╔══

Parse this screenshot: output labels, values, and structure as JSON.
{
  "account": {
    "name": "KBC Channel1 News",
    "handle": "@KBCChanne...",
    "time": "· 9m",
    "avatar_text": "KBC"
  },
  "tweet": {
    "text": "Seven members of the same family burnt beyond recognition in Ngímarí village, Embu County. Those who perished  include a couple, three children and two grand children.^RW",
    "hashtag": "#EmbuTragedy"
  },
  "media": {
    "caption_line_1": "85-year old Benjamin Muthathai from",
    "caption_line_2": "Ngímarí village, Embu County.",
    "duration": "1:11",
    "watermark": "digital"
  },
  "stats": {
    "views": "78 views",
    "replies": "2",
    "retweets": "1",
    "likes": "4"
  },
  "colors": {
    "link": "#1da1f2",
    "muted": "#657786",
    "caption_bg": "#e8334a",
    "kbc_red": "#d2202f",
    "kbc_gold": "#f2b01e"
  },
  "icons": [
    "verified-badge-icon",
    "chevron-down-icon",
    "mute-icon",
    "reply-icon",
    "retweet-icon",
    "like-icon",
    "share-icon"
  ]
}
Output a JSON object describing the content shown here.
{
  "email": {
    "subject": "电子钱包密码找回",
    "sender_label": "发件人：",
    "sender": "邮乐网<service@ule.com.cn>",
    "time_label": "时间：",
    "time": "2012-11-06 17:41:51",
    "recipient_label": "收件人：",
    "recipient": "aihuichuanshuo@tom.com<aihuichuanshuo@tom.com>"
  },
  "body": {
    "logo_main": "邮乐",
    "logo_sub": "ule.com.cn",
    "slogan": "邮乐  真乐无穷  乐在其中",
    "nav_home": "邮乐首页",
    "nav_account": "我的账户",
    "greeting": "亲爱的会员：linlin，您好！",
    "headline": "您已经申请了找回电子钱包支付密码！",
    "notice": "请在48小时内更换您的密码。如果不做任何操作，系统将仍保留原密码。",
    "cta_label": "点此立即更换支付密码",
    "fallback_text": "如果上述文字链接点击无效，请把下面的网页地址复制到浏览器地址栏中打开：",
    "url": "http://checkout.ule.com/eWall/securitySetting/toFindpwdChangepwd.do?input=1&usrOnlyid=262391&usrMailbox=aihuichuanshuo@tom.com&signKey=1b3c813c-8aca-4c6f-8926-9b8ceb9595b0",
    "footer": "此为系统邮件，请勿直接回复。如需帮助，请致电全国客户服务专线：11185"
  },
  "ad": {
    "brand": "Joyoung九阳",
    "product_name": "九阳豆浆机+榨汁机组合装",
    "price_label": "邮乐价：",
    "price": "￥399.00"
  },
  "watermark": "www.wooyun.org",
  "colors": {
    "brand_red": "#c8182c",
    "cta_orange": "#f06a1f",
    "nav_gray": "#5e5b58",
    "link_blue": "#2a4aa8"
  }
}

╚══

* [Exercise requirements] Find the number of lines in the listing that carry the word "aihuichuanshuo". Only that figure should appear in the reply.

* [Your response] 2